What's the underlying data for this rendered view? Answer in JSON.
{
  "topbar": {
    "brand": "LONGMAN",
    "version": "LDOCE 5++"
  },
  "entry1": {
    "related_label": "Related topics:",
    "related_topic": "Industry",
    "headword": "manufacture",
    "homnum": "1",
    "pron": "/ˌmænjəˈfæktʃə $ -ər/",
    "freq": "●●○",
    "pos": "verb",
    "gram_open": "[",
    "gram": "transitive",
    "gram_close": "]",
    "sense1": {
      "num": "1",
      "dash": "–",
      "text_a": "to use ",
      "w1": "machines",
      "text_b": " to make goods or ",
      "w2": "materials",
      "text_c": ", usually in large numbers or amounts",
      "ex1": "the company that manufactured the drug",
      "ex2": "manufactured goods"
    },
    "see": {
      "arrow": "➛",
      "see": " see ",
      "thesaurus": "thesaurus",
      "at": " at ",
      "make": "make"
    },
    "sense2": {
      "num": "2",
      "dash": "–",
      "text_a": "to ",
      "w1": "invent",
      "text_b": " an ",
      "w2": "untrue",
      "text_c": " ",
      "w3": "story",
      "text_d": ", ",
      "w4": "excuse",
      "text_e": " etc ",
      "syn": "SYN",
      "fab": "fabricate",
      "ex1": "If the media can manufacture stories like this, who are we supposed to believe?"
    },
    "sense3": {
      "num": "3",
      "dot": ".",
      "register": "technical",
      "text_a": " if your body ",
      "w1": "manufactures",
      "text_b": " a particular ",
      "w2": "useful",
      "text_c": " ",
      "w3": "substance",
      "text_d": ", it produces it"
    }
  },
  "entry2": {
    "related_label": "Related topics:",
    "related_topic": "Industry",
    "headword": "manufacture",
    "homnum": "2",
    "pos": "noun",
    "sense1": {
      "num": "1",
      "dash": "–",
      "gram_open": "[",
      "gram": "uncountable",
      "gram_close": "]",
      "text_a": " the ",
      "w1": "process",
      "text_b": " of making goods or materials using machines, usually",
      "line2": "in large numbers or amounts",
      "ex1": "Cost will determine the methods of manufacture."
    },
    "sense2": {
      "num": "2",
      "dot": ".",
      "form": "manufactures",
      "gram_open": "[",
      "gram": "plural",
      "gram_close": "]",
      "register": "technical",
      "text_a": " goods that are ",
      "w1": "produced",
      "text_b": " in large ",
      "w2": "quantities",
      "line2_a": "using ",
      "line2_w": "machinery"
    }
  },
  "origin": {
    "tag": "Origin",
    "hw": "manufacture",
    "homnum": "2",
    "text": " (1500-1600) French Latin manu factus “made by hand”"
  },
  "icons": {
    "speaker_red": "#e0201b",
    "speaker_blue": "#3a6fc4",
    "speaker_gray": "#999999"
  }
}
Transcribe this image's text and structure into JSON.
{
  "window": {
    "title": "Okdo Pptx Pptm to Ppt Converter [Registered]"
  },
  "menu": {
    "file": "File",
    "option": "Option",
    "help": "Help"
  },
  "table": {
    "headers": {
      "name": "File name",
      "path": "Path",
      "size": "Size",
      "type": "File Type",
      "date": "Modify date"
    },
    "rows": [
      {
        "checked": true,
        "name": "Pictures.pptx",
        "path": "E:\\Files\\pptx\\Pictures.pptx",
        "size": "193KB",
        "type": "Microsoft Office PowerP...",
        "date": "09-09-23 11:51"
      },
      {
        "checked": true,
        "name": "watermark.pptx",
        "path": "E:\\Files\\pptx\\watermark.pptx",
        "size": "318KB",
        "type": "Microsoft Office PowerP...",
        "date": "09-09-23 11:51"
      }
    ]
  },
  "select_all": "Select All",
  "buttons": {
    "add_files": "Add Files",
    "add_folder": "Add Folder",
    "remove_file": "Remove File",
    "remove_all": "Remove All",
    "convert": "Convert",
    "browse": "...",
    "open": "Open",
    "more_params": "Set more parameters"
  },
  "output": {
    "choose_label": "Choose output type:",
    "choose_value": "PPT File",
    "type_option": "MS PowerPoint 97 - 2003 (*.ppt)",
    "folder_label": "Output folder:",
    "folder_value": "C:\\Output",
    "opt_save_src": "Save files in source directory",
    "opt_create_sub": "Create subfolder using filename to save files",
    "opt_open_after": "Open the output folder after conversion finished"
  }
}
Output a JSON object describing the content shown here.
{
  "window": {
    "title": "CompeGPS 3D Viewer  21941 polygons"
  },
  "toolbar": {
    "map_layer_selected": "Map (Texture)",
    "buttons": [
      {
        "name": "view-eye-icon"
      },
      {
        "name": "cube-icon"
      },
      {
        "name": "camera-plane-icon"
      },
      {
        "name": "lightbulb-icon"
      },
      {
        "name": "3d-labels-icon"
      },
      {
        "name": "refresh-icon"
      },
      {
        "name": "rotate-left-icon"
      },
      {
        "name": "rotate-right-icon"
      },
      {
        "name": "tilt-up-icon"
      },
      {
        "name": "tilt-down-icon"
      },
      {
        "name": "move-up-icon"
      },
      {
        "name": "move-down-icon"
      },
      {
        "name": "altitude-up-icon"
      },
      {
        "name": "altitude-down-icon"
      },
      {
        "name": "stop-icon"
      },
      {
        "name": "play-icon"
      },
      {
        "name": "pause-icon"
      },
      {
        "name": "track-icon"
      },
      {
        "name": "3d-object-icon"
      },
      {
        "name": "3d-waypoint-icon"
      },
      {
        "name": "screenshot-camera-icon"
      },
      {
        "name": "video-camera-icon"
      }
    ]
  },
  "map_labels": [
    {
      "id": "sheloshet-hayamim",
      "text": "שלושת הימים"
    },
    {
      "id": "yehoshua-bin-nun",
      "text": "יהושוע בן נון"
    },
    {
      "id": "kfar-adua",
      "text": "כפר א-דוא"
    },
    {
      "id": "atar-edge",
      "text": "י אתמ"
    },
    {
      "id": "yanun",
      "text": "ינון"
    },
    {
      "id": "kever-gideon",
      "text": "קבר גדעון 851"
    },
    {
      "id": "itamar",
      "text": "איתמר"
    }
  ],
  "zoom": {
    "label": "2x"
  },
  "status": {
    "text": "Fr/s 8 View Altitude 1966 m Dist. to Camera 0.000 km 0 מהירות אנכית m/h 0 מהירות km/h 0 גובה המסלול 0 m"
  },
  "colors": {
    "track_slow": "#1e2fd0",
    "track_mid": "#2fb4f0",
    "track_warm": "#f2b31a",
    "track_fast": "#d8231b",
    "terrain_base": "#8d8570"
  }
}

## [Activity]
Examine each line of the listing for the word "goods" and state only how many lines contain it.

## [Exercise response]
4